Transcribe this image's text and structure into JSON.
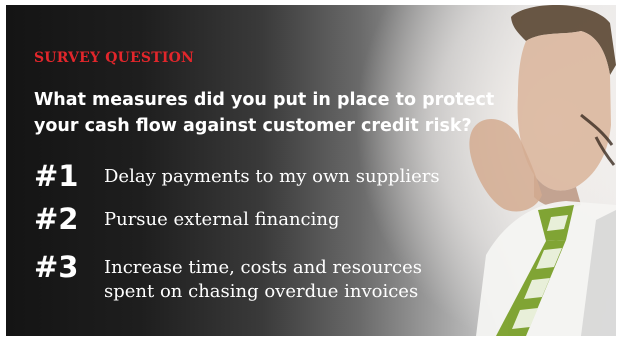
{
  "kicker": "SURVEY QUESTION",
  "question": "What measures did you put in place to protect your cash flow against customer credit risk?",
  "answers": [
    {
      "rank": "#1",
      "text": "Delay payments to my own suppliers"
    },
    {
      "rank": "#2",
      "text": "Pursue external financing"
    },
    {
      "rank": "#3",
      "text": "Increase time, costs and resources spent on chasing overdue invoices"
    }
  ],
  "colors": {
    "kicker": "#e2262b",
    "text": "#ffffff",
    "tie_green": "#7aa02a"
  },
  "image": {
    "subject": "businessman-photo"
  }
}
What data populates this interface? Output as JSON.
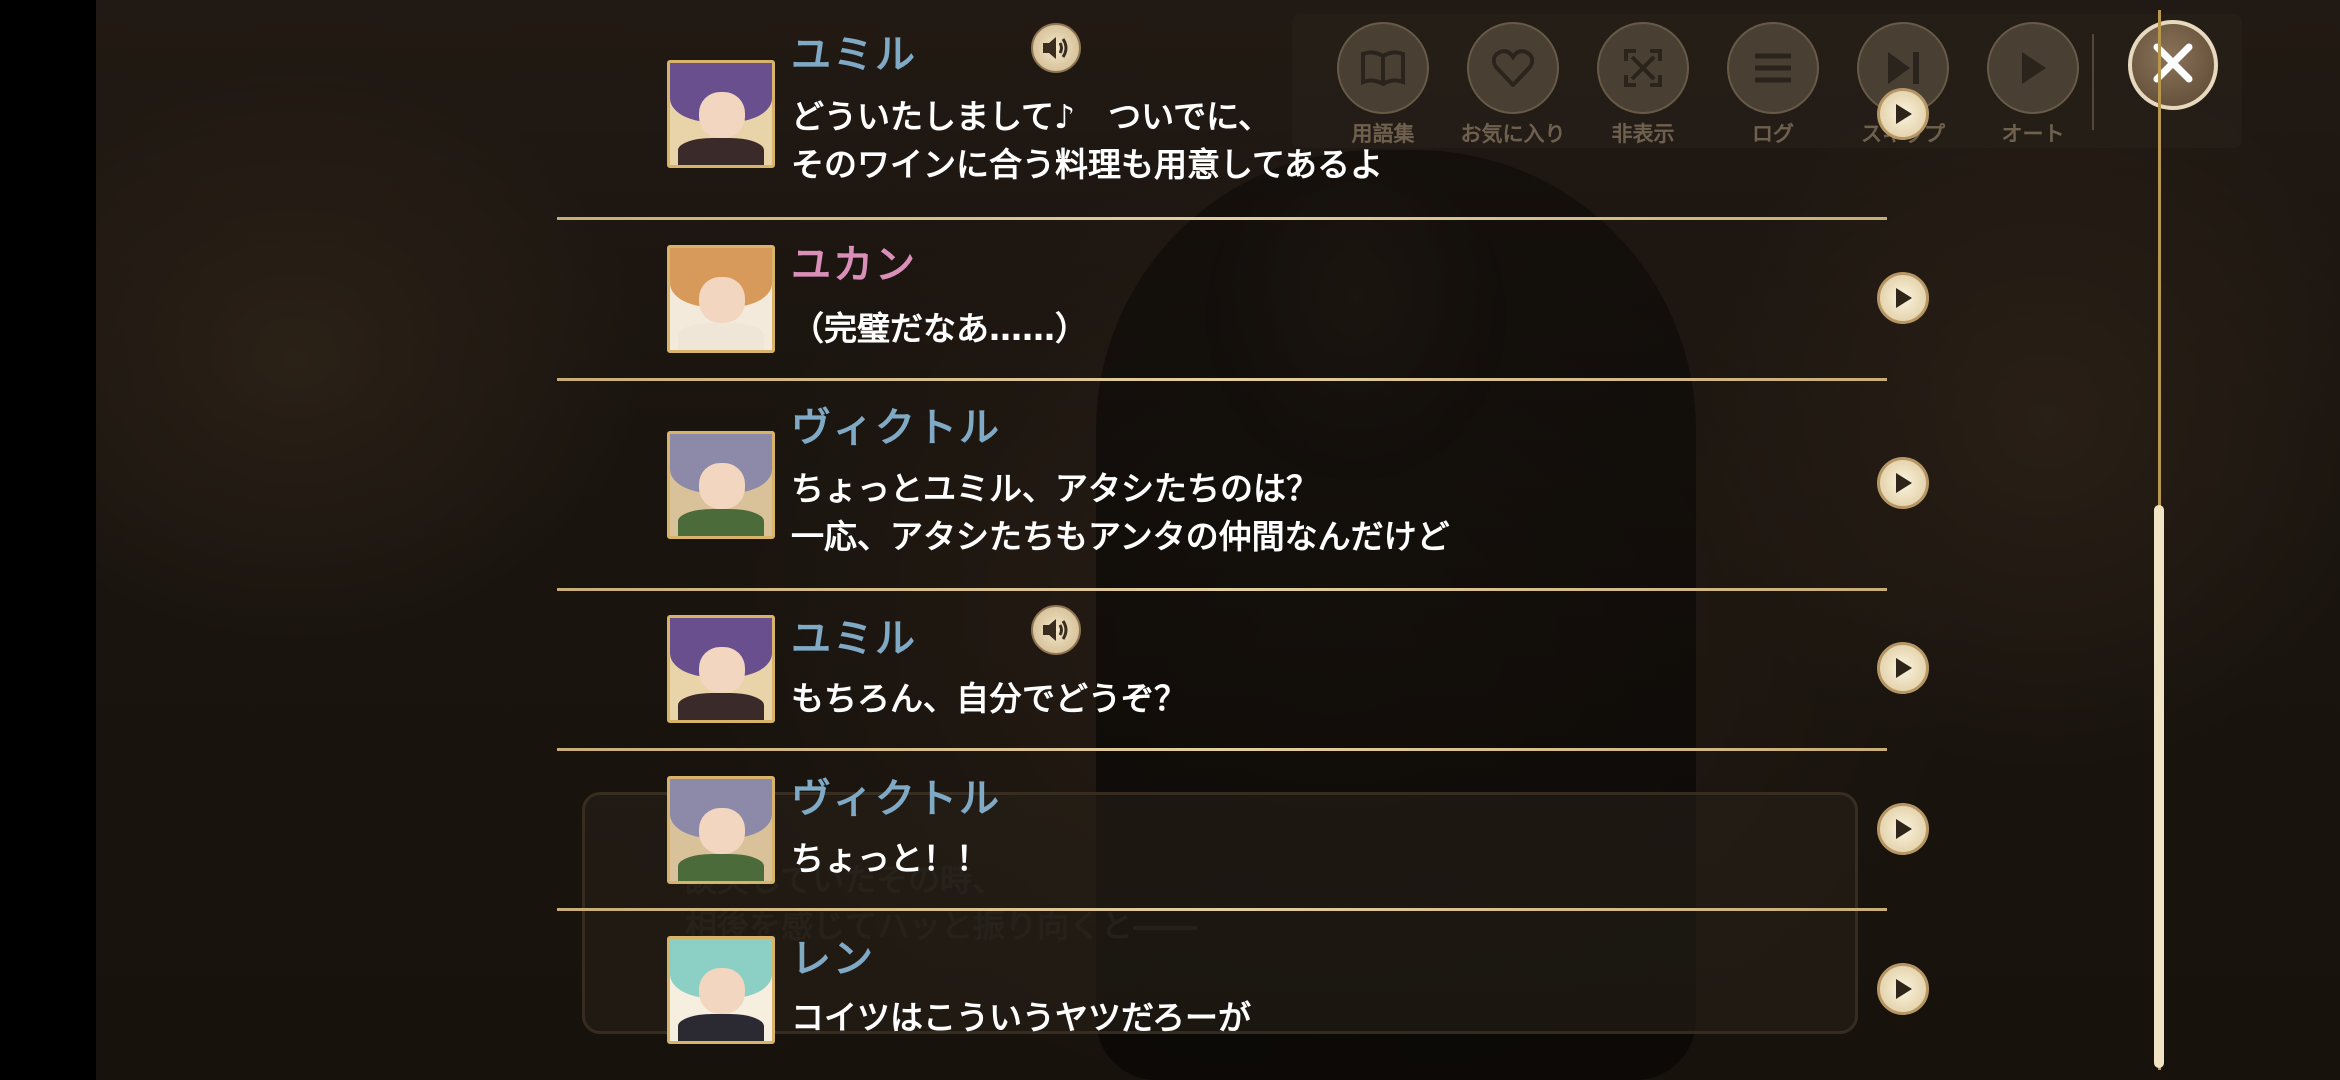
{
  "toolbar": {
    "buttons": [
      {
        "label": "用語集",
        "icon": "book-icon"
      },
      {
        "label": "お気に入り",
        "icon": "heart-icon"
      },
      {
        "label": "非表示",
        "icon": "fullscreen-icon"
      },
      {
        "label": "ログ",
        "icon": "menu-lines-icon"
      },
      {
        "label": "スキップ",
        "icon": "skip-icon"
      },
      {
        "label": "オート",
        "icon": "auto-play-icon"
      }
    ]
  },
  "background_story": {
    "line1": "談笑していたその時、",
    "line2": "相後を感じてハッと振り向くと――"
  },
  "log": {
    "entries": [
      {
        "name": "ユミル",
        "name_color": "#7fa9c4",
        "has_voice": true,
        "lines": [
          "どういたしまして♪　ついでに、",
          "そのワインに合う料理も用意してあるよ"
        ]
      },
      {
        "name": "ユカン",
        "name_color": "#d98fb8",
        "has_voice": false,
        "lines": [
          "（完璧だなあ……）"
        ]
      },
      {
        "name": "ヴィクトル",
        "name_color": "#7fa9c4",
        "has_voice": false,
        "lines": [
          "ちょっとユミル、アタシたちのは？",
          "一応、アタシたちもアンタの仲間なんだけど"
        ]
      },
      {
        "name": "ユミル",
        "name_color": "#7fa9c4",
        "has_voice": true,
        "lines": [
          "もちろん、自分でどうぞ？"
        ]
      },
      {
        "name": "ヴィクトル",
        "name_color": "#7fa9c4",
        "has_voice": false,
        "lines": [
          "ちょっと！！"
        ]
      },
      {
        "name": "レン",
        "name_color": "#7fa9c4",
        "has_voice": false,
        "lines": [
          "コイツはこういうヤツだろーが"
        ]
      }
    ]
  },
  "colors": {
    "separator": "#d9c290",
    "avatar_border": "#d8b36a",
    "text": "#ffffff"
  }
}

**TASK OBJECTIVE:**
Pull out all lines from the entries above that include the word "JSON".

**ANSWER TO THE PROBLEM:**
Transcribe this image's text and structure into JSON.
What data populates this interface? Output as JSON.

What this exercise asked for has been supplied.